THE PROBLEM » Copy every entry word for word. Skip the pictures.

### DATA LISTING

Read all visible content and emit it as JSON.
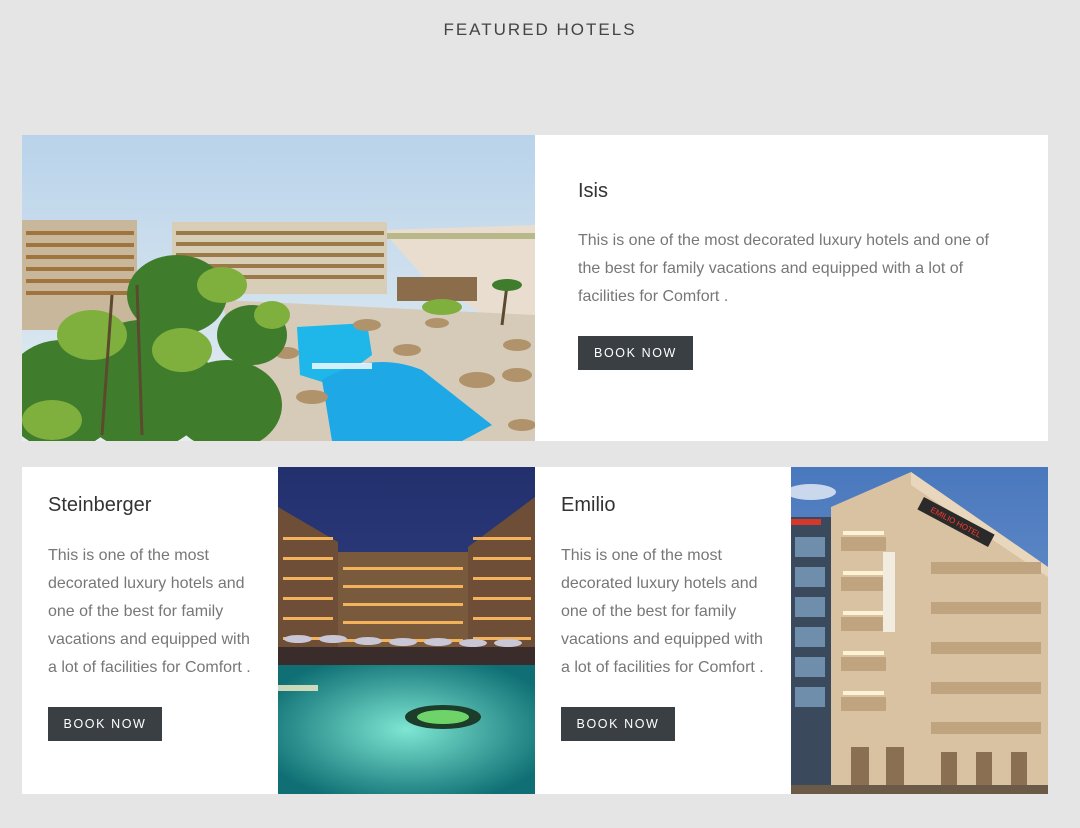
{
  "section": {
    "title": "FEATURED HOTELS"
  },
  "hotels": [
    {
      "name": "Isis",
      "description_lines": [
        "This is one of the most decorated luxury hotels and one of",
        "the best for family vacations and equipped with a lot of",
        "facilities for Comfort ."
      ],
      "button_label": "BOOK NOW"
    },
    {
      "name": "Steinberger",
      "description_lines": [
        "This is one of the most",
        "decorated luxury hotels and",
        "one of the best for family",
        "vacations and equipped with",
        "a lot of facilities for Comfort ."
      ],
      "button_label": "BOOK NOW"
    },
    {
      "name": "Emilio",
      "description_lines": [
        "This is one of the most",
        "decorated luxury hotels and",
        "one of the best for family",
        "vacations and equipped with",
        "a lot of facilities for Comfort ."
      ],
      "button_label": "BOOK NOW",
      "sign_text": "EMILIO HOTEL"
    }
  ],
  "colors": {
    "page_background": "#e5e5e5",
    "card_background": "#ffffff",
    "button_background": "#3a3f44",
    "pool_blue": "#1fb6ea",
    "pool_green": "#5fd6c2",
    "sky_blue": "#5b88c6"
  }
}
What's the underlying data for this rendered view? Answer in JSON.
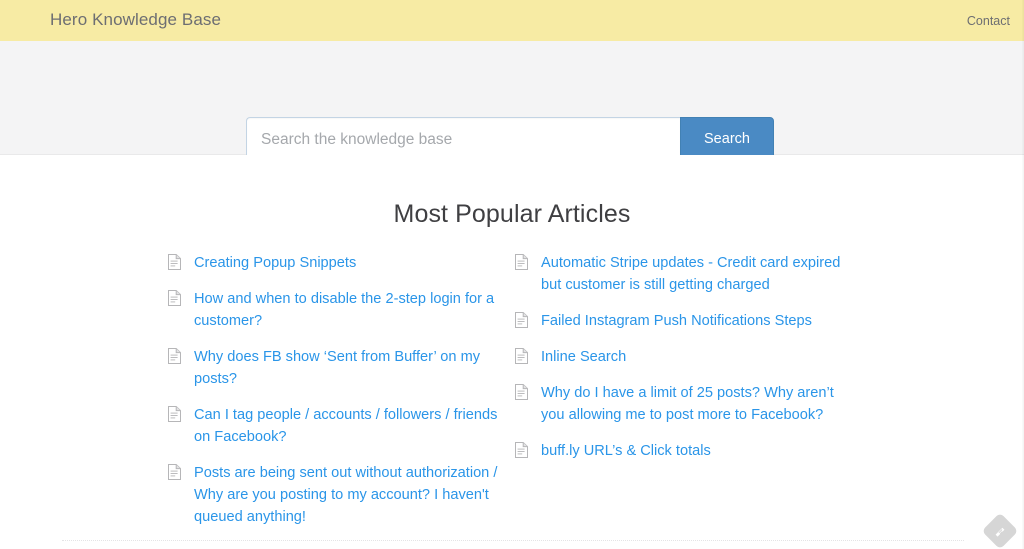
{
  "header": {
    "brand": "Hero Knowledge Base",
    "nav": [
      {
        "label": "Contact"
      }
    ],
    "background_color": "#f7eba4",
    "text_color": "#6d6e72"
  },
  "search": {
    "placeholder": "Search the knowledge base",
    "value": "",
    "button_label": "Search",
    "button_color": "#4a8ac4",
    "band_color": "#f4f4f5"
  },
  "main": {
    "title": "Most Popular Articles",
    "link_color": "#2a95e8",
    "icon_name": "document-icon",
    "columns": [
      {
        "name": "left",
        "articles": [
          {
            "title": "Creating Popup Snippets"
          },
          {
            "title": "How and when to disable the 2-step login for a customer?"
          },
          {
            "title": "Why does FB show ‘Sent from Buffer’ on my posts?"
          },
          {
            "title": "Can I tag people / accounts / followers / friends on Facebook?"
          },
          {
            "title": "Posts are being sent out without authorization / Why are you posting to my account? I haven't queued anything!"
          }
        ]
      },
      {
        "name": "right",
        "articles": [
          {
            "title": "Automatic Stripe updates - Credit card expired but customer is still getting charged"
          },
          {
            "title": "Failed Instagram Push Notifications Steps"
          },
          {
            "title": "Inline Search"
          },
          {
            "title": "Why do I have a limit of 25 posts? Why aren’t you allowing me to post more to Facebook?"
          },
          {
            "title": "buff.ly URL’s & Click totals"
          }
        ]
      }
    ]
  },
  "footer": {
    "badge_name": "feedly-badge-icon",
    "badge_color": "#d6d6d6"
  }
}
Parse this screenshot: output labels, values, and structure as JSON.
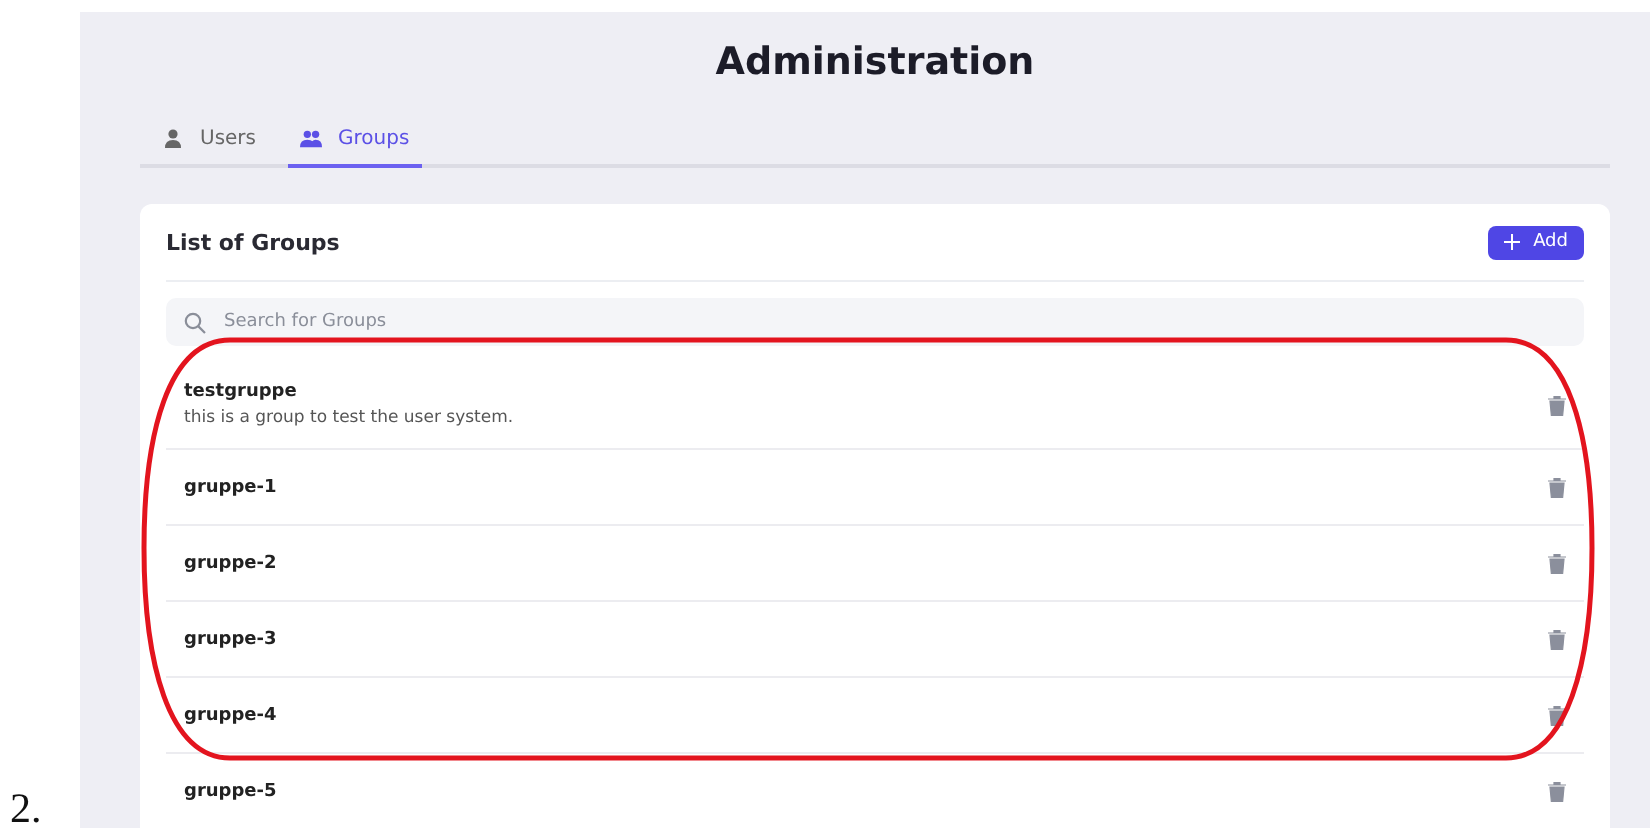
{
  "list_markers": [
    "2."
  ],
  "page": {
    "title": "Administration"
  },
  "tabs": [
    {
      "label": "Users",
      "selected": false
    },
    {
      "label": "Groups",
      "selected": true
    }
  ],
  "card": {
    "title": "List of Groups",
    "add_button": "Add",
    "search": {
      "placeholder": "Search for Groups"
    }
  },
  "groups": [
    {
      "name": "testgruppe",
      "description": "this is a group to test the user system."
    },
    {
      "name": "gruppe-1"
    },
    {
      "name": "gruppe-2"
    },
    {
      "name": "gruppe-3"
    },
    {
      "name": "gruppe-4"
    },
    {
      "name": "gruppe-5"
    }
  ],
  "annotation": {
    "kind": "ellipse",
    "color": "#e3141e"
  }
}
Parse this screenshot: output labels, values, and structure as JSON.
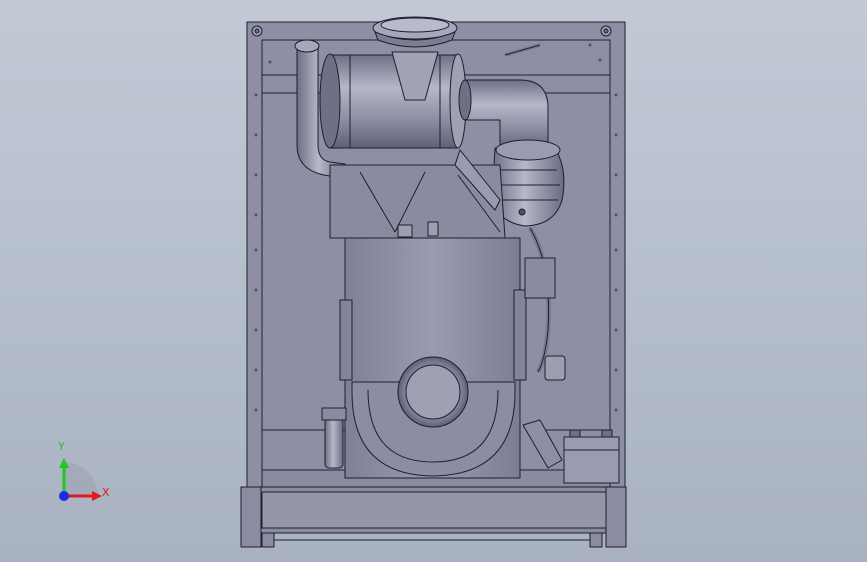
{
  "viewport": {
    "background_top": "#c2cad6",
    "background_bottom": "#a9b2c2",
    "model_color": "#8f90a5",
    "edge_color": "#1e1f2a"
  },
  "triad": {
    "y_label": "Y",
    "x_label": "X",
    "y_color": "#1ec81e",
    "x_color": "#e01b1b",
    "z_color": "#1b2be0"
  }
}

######

SOLVED PROBLEM »
Read all visible content and emit it as JSON.
{
  "section": {
    "title": "FEATURED HOTELS"
  },
  "hotels": [
    {
      "name": "Isis",
      "description_lines": [
        "This is one of the most decorated luxury hotels and one of",
        "the best for family vacations and equipped with a lot of",
        "facilities for Comfort ."
      ],
      "button_label": "BOOK NOW"
    },
    {
      "name": "Steinberger",
      "description_lines": [
        "This is one of the most",
        "decorated luxury hotels and",
        "one of the best for family",
        "vacations and equipped with",
        "a lot of facilities for Comfort ."
      ],
      "button_label": "BOOK NOW"
    },
    {
      "name": "Emilio",
      "description_lines": [
        "This is one of the most",
        "decorated luxury hotels and",
        "one of the best for family",
        "vacations and equipped with",
        "a lot of facilities for Comfort ."
      ],
      "button_label": "BOOK NOW",
      "sign_text": "EMILIO HOTEL"
    }
  ],
  "colors": {
    "page_background": "#e5e5e5",
    "card_background": "#ffffff",
    "button_background": "#3a3f44",
    "pool_blue": "#1fb6ea",
    "pool_green": "#5fd6c2",
    "sky_blue": "#5b88c6"
  }
}
What's the underlying data for this rendered view? Answer in JSON.
{
  "header": {
    "brand": "Hero Knowledge Base",
    "nav": [
      {
        "label": "Contact"
      }
    ],
    "background_color": "#f7eba4",
    "text_color": "#6d6e72"
  },
  "search": {
    "placeholder": "Search the knowledge base",
    "value": "",
    "button_label": "Search",
    "button_color": "#4a8ac4",
    "band_color": "#f4f4f5"
  },
  "main": {
    "title": "Most Popular Articles",
    "link_color": "#2a95e8",
    "icon_name": "document-icon",
    "columns": [
      {
        "name": "left",
        "articles": [
          {
            "title": "Creating Popup Snippets"
          },
          {
            "title": "How and when to disable the 2-step login for a customer?"
          },
          {
            "title": "Why does FB show ‘Sent from Buffer’ on my posts?"
          },
          {
            "title": "Can I tag people / accounts / followers / friends on Facebook?"
          },
          {
            "title": "Posts are being sent out without authorization / Why are you posting to my account? I haven't queued anything!"
          }
        ]
      },
      {
        "name": "right",
        "articles": [
          {
            "title": "Automatic Stripe updates - Credit card expired but customer is still getting charged"
          },
          {
            "title": "Failed Instagram Push Notifications Steps"
          },
          {
            "title": "Inline Search"
          },
          {
            "title": "Why do I have a limit of 25 posts? Why aren’t you allowing me to post more to Facebook?"
          },
          {
            "title": "buff.ly URL’s & Click totals"
          }
        ]
      }
    ]
  },
  "footer": {
    "badge_name": "feedly-badge-icon",
    "badge_color": "#d6d6d6"
  }
}
Parse this screenshot: output labels, values, and structure as JSON.
{
  "list_markers": [
    "2."
  ],
  "page": {
    "title": "Administration"
  },
  "tabs": [
    {
      "label": "Users",
      "selected": false
    },
    {
      "label": "Groups",
      "selected": true
    }
  ],
  "card": {
    "title": "List of Groups",
    "add_button": "Add",
    "search": {
      "placeholder": "Search for Groups"
    }
  },
  "groups": [
    {
      "name": "testgruppe",
      "description": "this is a group to test the user system."
    },
    {
      "name": "gruppe-1"
    },
    {
      "name": "gruppe-2"
    },
    {
      "name": "gruppe-3"
    },
    {
      "name": "gruppe-4"
    },
    {
      "name": "gruppe-5"
    }
  ],
  "annotation": {
    "kind": "ellipse",
    "color": "#e3141e"
  }
}
Parse this screenshot: output labels, values, and structure as JSON.
{
  "viewport": {
    "background_top": "#c2cad6",
    "background_bottom": "#a9b2c2",
    "model_color": "#8f90a5",
    "edge_color": "#1e1f2a"
  },
  "triad": {
    "y_label": "Y",
    "x_label": "X",
    "y_color": "#1ec81e",
    "x_color": "#e01b1b",
    "z_color": "#1b2be0"
  }
}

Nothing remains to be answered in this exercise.